● TASK INSTRUCTIONS
Looking at the records below, say how many lines contain "used". Nothing else belongs in the answer.
● ● ● ● ● ● ●
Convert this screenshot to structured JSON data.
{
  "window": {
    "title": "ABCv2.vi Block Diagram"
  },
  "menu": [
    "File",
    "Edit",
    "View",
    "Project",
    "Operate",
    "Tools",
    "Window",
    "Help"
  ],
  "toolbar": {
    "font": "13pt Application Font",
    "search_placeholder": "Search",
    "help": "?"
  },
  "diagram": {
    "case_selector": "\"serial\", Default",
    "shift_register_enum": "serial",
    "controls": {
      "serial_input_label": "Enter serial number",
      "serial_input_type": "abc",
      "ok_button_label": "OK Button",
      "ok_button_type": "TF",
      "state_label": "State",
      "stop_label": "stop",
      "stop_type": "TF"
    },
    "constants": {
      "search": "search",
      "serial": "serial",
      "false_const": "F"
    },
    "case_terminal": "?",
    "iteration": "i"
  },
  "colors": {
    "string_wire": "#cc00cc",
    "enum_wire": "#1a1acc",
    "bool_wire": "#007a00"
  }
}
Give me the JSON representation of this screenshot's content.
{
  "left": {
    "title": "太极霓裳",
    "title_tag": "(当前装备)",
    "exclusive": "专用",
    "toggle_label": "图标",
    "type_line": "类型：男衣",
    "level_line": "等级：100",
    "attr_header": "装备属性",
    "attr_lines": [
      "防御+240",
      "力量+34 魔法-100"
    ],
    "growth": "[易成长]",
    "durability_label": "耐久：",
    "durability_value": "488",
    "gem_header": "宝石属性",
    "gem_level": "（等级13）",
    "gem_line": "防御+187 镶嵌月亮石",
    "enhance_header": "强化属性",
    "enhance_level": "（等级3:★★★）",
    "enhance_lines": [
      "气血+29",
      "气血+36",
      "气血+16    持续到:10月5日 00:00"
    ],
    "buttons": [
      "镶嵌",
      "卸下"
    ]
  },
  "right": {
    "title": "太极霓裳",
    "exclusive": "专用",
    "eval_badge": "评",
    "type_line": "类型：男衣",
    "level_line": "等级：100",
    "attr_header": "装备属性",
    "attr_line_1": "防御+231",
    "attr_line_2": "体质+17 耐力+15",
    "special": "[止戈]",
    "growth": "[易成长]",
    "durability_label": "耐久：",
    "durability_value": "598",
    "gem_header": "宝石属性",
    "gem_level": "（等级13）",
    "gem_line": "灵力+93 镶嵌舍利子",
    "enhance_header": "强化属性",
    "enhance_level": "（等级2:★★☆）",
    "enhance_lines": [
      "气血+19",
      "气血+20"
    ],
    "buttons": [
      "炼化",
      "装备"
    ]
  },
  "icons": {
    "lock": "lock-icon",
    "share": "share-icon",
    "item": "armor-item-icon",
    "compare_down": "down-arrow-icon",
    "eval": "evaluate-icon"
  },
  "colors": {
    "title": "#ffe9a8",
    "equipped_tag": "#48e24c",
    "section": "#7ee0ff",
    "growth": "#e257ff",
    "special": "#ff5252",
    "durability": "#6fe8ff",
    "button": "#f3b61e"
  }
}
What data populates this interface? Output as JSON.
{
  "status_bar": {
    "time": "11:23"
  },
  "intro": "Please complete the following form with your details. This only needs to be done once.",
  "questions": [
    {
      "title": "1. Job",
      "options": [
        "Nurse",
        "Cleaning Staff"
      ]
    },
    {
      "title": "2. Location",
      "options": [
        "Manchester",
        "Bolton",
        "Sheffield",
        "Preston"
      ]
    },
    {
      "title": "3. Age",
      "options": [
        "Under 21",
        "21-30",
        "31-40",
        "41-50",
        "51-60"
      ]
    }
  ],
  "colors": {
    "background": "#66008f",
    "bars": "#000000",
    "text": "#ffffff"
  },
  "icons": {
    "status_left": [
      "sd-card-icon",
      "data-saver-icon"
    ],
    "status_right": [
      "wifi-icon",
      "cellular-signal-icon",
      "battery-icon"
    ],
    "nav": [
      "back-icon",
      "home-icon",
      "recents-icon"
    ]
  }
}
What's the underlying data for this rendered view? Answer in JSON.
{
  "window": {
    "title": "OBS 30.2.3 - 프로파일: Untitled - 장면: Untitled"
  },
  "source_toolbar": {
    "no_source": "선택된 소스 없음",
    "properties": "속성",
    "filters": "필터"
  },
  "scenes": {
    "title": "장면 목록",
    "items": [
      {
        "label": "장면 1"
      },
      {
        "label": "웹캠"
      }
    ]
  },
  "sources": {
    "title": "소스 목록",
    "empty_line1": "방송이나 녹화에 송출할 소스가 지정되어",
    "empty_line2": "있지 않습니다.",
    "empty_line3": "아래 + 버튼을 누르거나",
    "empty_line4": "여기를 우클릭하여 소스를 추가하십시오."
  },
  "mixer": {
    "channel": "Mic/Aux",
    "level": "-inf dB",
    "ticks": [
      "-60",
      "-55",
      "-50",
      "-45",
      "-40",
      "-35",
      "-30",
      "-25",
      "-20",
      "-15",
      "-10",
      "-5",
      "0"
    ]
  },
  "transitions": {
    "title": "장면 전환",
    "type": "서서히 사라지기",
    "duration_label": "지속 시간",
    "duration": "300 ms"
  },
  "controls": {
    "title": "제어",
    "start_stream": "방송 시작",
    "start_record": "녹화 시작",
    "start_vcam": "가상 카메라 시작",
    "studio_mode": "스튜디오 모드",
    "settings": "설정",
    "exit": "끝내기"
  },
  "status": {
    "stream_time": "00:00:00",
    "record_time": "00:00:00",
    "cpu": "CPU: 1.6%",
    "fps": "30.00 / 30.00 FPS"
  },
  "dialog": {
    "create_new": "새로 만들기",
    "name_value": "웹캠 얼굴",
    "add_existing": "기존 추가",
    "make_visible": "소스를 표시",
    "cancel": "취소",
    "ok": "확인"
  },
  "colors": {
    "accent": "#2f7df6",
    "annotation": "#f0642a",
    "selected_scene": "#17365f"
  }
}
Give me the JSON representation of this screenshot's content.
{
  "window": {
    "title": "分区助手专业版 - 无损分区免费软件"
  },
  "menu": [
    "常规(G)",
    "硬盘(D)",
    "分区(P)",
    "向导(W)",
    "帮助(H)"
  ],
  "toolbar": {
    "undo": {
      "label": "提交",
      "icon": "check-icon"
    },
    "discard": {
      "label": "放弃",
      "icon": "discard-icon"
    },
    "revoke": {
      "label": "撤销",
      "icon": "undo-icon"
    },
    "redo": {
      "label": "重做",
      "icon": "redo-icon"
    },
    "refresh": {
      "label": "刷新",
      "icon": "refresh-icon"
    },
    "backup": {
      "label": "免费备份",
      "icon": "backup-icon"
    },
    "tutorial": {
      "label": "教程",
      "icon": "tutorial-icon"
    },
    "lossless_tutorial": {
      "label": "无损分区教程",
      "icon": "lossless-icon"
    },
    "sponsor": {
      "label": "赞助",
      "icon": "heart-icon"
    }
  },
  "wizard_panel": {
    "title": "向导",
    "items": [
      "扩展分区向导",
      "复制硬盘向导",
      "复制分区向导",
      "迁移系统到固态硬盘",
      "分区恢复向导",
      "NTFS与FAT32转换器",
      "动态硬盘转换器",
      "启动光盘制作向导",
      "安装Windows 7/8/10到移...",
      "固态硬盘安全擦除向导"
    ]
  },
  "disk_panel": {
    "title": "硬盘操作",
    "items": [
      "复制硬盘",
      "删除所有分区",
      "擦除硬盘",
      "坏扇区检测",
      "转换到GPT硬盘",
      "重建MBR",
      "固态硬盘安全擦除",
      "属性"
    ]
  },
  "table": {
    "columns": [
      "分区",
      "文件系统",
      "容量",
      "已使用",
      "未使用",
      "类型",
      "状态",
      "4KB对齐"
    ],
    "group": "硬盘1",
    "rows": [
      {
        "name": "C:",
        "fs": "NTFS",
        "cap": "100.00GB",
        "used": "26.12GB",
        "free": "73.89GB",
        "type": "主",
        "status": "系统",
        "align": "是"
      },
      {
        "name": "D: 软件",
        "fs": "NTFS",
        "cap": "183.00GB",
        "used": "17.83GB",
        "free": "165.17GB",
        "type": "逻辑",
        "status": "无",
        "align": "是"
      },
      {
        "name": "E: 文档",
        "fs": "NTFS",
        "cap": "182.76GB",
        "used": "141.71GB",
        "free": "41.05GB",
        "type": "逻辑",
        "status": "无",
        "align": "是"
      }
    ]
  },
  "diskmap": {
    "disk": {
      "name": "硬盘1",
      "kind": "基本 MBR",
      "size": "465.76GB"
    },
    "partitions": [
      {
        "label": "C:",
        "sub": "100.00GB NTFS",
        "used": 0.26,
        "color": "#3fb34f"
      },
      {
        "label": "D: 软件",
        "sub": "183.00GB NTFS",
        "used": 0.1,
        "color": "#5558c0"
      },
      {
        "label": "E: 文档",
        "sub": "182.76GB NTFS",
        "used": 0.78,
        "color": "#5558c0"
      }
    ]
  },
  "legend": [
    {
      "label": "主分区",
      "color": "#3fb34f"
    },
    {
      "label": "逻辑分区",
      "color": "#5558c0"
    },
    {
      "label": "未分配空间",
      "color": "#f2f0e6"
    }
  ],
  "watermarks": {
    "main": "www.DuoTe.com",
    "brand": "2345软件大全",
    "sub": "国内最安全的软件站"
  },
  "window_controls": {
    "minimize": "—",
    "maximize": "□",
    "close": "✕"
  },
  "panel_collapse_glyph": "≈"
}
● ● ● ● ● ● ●
● SOLUTION
6